EXERCISE INPUTS =>

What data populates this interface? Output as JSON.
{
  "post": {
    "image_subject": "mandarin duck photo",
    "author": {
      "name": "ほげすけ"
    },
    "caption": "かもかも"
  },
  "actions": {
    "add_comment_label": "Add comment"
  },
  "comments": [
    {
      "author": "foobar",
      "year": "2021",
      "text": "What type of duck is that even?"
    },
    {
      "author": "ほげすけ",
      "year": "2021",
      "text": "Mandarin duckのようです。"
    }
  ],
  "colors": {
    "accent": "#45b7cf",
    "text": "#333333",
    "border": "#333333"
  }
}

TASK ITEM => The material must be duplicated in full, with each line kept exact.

WRITTEN SOLUTION =>
What data populates this interface? Output as JSON.
{
  "post": {
    "image_subject": "mandarin duck photo",
    "author": {
      "name": "ほげすけ"
    },
    "caption": "かもかも"
  },
  "actions": {
    "add_comment_label": "Add comment"
  },
  "comments": [
    {
      "author": "foobar",
      "year": "2021",
      "text": "What type of duck is that even?"
    },
    {
      "author": "ほげすけ",
      "year": "2021",
      "text": "Mandarin duckのようです。"
    }
  ],
  "colors": {
    "accent": "#45b7cf",
    "text": "#333333",
    "border": "#333333"
  }
}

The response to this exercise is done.